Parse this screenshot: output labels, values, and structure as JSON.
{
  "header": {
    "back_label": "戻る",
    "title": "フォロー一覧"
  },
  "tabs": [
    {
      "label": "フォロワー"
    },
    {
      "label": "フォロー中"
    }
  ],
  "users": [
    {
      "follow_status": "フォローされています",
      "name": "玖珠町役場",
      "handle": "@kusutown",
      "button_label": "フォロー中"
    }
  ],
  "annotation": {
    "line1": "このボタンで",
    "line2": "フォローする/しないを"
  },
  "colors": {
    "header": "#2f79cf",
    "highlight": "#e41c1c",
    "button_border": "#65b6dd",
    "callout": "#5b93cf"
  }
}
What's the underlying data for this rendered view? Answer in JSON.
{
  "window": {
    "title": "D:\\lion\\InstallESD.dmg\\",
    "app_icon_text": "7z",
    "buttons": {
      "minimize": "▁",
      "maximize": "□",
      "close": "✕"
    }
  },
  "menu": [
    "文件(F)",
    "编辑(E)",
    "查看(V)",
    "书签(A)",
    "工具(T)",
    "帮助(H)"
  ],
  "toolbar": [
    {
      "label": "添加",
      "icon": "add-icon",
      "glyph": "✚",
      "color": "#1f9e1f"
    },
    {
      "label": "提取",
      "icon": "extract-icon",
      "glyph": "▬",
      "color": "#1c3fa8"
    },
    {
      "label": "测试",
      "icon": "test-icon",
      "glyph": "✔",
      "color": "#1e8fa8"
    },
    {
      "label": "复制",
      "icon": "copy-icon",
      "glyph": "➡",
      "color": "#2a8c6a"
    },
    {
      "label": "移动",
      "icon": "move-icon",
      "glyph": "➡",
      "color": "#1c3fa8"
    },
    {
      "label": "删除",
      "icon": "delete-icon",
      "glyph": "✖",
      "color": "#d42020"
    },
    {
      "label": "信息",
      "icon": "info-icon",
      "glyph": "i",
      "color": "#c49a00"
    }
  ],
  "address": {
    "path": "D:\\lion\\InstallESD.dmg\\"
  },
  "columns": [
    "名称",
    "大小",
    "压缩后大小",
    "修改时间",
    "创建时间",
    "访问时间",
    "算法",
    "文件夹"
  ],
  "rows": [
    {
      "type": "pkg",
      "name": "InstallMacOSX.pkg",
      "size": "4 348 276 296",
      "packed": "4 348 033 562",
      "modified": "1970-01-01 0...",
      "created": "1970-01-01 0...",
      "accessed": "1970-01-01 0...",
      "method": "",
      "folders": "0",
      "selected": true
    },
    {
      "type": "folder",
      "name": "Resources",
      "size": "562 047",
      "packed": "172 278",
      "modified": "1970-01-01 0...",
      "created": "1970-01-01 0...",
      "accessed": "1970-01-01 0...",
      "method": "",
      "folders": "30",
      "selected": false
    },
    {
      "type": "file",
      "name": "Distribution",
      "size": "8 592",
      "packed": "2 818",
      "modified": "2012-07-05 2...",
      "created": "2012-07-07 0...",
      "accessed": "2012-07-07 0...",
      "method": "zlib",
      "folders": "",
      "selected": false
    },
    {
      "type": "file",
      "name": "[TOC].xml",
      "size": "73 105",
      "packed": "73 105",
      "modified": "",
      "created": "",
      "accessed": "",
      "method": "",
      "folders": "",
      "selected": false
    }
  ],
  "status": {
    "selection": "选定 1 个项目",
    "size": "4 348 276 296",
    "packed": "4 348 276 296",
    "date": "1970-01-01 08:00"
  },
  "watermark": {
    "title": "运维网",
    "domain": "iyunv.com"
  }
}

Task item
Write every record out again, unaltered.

Solution
Parse this screenshot: output labels, values, and structure as JSON.
{
  "header": {
    "back_label": "戻る",
    "title": "フォロー一覧"
  },
  "tabs": [
    {
      "label": "フォロワー"
    },
    {
      "label": "フォロー中"
    }
  ],
  "users": [
    {
      "follow_status": "フォローされています",
      "name": "玖珠町役場",
      "handle": "@kusutown",
      "button_label": "フォロー中"
    }
  ],
  "annotation": {
    "line1": "このボタンで",
    "line2": "フォローする/しないを"
  },
  "colors": {
    "header": "#2f79cf",
    "highlight": "#e41c1c",
    "button_border": "#65b6dd",
    "callout": "#5b93cf"
  }
}
What's the underlying data for this rendered view? Answer in JSON.
{
  "window": {
    "title": "D:\\lion\\InstallESD.dmg\\",
    "app_icon_text": "7z",
    "buttons": {
      "minimize": "▁",
      "maximize": "□",
      "close": "✕"
    }
  },
  "menu": [
    "文件(F)",
    "编辑(E)",
    "查看(V)",
    "书签(A)",
    "工具(T)",
    "帮助(H)"
  ],
  "toolbar": [
    {
      "label": "添加",
      "icon": "add-icon",
      "glyph": "✚",
      "color": "#1f9e1f"
    },
    {
      "label": "提取",
      "icon": "extract-icon",
      "glyph": "▬",
      "color": "#1c3fa8"
    },
    {
      "label": "测试",
      "icon": "test-icon",
      "glyph": "✔",
      "color": "#1e8fa8"
    },
    {
      "label": "复制",
      "icon": "copy-icon",
      "glyph": "➡",
      "color": "#2a8c6a"
    },
    {
      "label": "移动",
      "icon": "move-icon",
      "glyph": "➡",
      "color": "#1c3fa8"
    },
    {
      "label": "删除",
      "icon": "delete-icon",
      "glyph": "✖",
      "color": "#d42020"
    },
    {
      "label": "信息",
      "icon": "info-icon",
      "glyph": "i",
      "color": "#c49a00"
    }
  ],
  "address": {
    "path": "D:\\lion\\InstallESD.dmg\\"
  },
  "columns": [
    "名称",
    "大小",
    "压缩后大小",
    "修改时间",
    "创建时间",
    "访问时间",
    "算法",
    "文件夹"
  ],
  "rows": [
    {
      "type": "pkg",
      "name": "InstallMacOSX.pkg",
      "size": "4 348 276 296",
      "packed": "4 348 033 562",
      "modified": "1970-01-01 0...",
      "created": "1970-01-01 0...",
      "accessed": "1970-01-01 0...",
      "method": "",
      "folders": "0",
      "selected": true
    },
    {
      "type": "folder",
      "name": "Resources",
      "size": "562 047",
      "packed": "172 278",
      "modified": "1970-01-01 0...",
      "created": "1970-01-01 0...",
      "accessed": "1970-01-01 0...",
      "method": "",
      "folders": "30",
      "selected": false
    },
    {
      "type": "file",
      "name": "Distribution",
      "size": "8 592",
      "packed": "2 818",
      "modified": "2012-07-05 2...",
      "created": "2012-07-07 0...",
      "accessed": "2012-07-07 0...",
      "method": "zlib",
      "folders": "",
      "selected": false
    },
    {
      "type": "file",
      "name": "[TOC].xml",
      "size": "73 105",
      "packed": "73 105",
      "modified": "",
      "created": "",
      "accessed": "",
      "method": "",
      "folders": "",
      "selected": false
    }
  ],
  "status": {
    "selection": "选定 1 个项目",
    "size": "4 348 276 296",
    "packed": "4 348 276 296",
    "date": "1970-01-01 08:00"
  },
  "watermark": {
    "title": "运维网",
    "domain": "iyunv.com"
  }
}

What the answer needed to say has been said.